Seven dams are operated along the Spokane River between
Coeur d'Alene Lake in Idaho and 30 miles upstream of the
confluence with the Columbia River. All of these
dams are operated by Avista
Utilities except for the Upriver Dam that is operated
by the City of Spokane.
||Post Falls Dams (3) - in Idaho
||Upriver Dam - in WRIA 57
||Upper Falls Dam - in WRIA 57
||Monroe Street Dam - in WRIA 57
||Nine Mile Dam - in WRIA 54
||Long lake Dam - in WRIA 54
||Little Falls Dam – in WRIA 54
Coeur d'Alene Lake is a naturally occurring lake whose impoundment
was increased by the construction in 1906 of Post Falls dam.
All of the dams on the Spokane River within WRIA 57 are run-of-the-river,
which means that there are no reservoirs and the power generated
is directly a function of the natural flows of the river.
Avista's origin springs from the construction of the Monroe
Street Hydroelectric Development in 1889. Today, Monroe Street
and its four sister hydroelectric developments in the Spokane River Project
provide the region with an average of 100 MW of electric energy,
enough to meet the electrical needs of about 65,000 homes.
The Spokane River Project was first licensed in 1972. The
Federal Energy Regulatory
Commission (FERC) refers to the hydroelectric facilities
subject to a single license as a "Project," and
gives each project a unique number. The Spokane River Project
is FERC No. 2545. The license tells Avista how they can operate
the developments and what protection, mitigation and enhancement
measures (PM&Es) are needed to address the project's ongoing
impacts.

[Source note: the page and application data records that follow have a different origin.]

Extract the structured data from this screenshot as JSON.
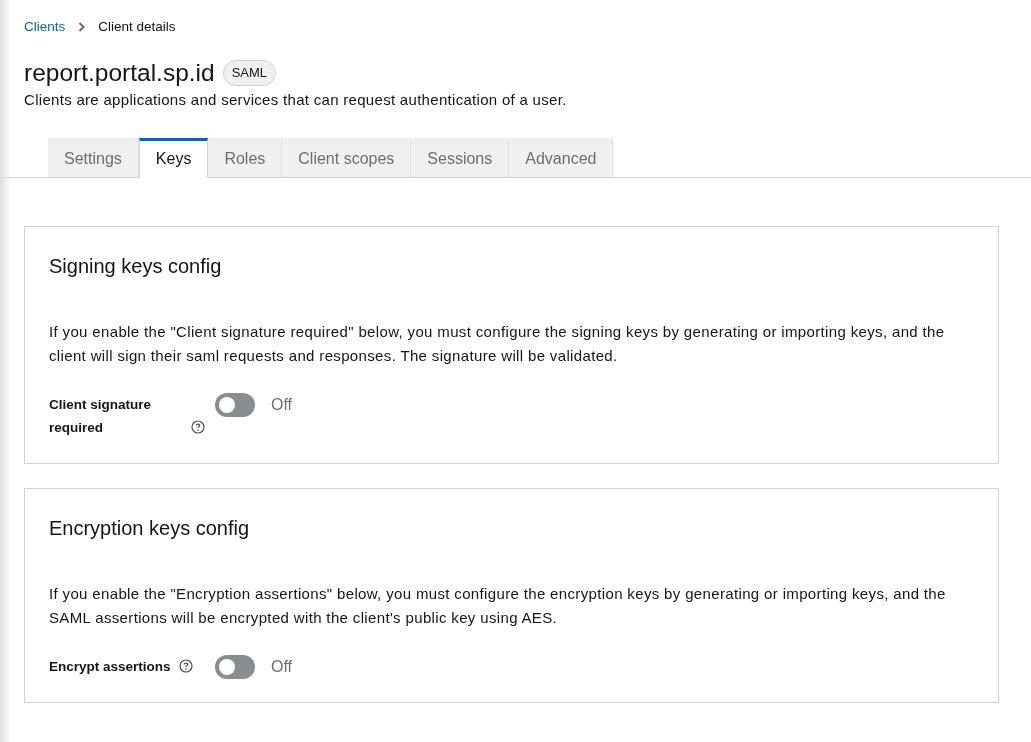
{
  "breadcrumb": [
    {
      "label": "Clients",
      "kind": "link"
    },
    {
      "label": "Client details",
      "kind": "current"
    }
  ],
  "header": {
    "title": "report.portal.sp.id",
    "badge": "SAML",
    "description": "Clients are applications and services that can request authentication of a user."
  },
  "tabs": [
    {
      "label": "Settings",
      "selected": false
    },
    {
      "label": "Keys",
      "selected": true
    },
    {
      "label": "Roles",
      "selected": false
    },
    {
      "label": "Client scopes",
      "selected": false
    },
    {
      "label": "Sessions",
      "selected": false
    },
    {
      "label": "Advanced",
      "selected": false
    }
  ],
  "sections": [
    {
      "title": "Signing keys config",
      "description": "If you enable the \"Client signature required\" below, you must configure the signing keys by generating or importing keys, and the client will sign their saml requests and responses. The signature will be validated.",
      "field": {
        "label": "Client signature required",
        "on": false,
        "state_text": "Off"
      }
    },
    {
      "title": "Encryption keys config",
      "description": "If you enable the \"Encryption assertions\" below, you must configure the encryption keys by generating or importing keys, and the SAML assertions will be encrypted with the client's public key using AES.",
      "field": {
        "label": "Encrypt assertions",
        "on": false,
        "state_text": "Off"
      }
    }
  ]
}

The current license expires in 2007, and a new application
was submitted at the end of July 2005. Relicensing is about evaluating
the impacts of the project and developing PM&Es to address
those impacts as the project continues to operate.